Men did not marry until they were about thirty, and they usually married girls half their age.
Marriages were normally arranged by the families, and prospective brides and bridegrooms seldom met before their betrothal.
Families were rather small, and infanticide, usually by exposure, of unwanted infants (especially girls) was practiced as a primitive form of birth control. The average life expectancy was little more than thirty years.
Athenian society sanctioned a double moral standard, and the philandering of a husband was not the occasion for adverse public comment.
A peculiar institution, catering to the needs and desires of upper-class Athenian males, was that of the "companions" (hetaerae).

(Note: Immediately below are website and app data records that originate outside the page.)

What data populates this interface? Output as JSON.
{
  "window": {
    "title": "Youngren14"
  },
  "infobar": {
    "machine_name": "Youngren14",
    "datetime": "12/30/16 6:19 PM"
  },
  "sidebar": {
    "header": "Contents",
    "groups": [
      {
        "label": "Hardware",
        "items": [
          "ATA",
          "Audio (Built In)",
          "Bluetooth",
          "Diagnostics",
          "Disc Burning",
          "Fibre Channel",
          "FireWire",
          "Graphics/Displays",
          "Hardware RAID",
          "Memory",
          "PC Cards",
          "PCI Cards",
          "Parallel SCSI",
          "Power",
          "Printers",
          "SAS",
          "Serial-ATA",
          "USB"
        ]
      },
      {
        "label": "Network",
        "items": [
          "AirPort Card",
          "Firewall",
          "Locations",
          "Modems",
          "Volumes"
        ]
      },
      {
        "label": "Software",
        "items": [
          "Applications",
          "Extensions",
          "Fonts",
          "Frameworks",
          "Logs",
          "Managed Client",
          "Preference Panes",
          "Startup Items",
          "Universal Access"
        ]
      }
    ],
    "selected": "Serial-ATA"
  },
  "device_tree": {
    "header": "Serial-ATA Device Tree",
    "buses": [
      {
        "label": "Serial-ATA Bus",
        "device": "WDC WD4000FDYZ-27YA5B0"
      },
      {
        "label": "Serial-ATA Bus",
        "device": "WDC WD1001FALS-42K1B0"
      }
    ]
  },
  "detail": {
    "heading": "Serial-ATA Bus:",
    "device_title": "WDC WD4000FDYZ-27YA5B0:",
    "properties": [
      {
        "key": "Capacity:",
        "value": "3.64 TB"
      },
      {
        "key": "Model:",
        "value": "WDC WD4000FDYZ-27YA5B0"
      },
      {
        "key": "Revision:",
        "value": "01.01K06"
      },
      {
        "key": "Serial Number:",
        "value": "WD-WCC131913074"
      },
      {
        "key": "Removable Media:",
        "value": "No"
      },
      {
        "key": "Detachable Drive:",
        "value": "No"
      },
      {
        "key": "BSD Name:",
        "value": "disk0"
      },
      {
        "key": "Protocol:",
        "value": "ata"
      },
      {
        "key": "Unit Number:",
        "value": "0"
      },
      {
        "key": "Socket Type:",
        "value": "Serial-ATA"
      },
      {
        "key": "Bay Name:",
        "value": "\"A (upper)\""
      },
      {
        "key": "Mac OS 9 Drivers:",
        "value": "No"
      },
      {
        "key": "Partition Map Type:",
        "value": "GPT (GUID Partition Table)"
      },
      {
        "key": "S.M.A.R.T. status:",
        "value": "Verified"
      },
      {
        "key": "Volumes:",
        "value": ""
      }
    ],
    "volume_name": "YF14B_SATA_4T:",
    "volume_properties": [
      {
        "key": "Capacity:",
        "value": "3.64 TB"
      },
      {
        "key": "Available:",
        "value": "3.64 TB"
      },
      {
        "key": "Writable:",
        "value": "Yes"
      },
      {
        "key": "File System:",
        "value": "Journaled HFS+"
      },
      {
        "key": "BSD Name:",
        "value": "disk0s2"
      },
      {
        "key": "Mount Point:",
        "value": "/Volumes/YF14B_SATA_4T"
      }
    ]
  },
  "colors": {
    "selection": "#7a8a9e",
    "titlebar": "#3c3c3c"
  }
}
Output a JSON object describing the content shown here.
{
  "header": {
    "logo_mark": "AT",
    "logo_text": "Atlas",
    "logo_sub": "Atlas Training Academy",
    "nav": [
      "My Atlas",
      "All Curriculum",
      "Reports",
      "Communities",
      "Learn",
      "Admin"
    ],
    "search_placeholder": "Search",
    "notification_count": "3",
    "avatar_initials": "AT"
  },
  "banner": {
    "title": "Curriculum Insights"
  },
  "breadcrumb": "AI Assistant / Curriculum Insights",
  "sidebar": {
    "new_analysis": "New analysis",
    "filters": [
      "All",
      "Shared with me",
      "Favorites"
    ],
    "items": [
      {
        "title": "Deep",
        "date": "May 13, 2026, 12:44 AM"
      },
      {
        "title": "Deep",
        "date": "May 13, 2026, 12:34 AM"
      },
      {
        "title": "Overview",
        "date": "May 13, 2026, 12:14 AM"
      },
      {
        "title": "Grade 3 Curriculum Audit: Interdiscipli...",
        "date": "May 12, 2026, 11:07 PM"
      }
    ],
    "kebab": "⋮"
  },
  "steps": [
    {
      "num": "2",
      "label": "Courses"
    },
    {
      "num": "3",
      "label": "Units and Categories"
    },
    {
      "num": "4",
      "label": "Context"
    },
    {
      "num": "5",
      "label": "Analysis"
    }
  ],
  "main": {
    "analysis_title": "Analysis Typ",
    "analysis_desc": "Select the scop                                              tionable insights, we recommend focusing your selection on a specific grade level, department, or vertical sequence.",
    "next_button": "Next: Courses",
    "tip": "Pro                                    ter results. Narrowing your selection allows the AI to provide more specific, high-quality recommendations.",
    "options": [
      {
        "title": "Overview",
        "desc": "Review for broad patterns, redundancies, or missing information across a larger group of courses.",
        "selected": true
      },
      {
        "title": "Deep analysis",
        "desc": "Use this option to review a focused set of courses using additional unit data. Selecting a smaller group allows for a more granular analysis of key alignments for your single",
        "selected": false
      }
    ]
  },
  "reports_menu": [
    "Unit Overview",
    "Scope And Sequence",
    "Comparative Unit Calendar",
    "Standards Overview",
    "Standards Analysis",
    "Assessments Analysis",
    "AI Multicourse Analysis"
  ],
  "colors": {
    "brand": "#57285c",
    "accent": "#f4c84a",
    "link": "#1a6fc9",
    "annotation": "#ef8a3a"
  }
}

These females were normally resident aliens and therefore not subject to the social restrictions imposed on Athenian women.
A few of the hetaerae, such as Aspasia, the mistress
of Pericles, were cultivated women who entertained at salons frequented by Athenian political and cultural leaders.
Generally speaking, however, champions of the social emancipation of Athenian women were rare, and the women themselves accepted their status.
Aside from a few cases in which wives murdered their husbands (usually by poison), married life seems to have been stable and peaceful.
Attic gravestones in particular attest to the love spouses felt for one another.
The tie to their children was strong, and the community set high store by the honor owed by sons and daughters to their parents.
Male homosexuality is frequently pictured on Athenian vases and mentioned in literature.
Socially acceptable was "boy love," a homosexual relationship between a mature man and a young boy just before the youth attained puberty.
This relationship was viewed as pedagogicala rite of initiation into adult society.
Like initiation rites in general, it contained a strong element of humiliation.
Adult male homosexuality and homosexual prostitution, however, were not socially acceptable.
Such relationships were looked upon as "contrary to nature," and the Athenian government issued stringent legal prohibitions against them.
No ancient society did without slaves, although their importance is often overstated; almost everyone, free as well as slave, had to work for a living.
In fifth-century Athens it is estimated that one out of every four persons was a slave.
Some were war captives, others were children of slaves, but most came from outside Greece through slave dealers.
No large slave gangs were employed on plantations, as they were in Roman times and in the American South before the Civil War. Small landowners owned one or more slaves, who worked in the fields alongside their masters.
Those who owned many slavesone rich Athenian owned a thousandhired them out to private individuals or to the state where they worked beside Athenian citizens and received the same wages.
Other slaves were taught a trade and set up in business. They were allowed to keep one sixth of their wages, and many of them were able to purchase their freedom.
Although a few voices argued that slavery was contrary to nature and that all people were equal, the Greek world as a whole agreed with Aristotle that some people - non-Greeks in particular - were incapable of full human reason; thus they were by nature slaves who needed the guidance of a master.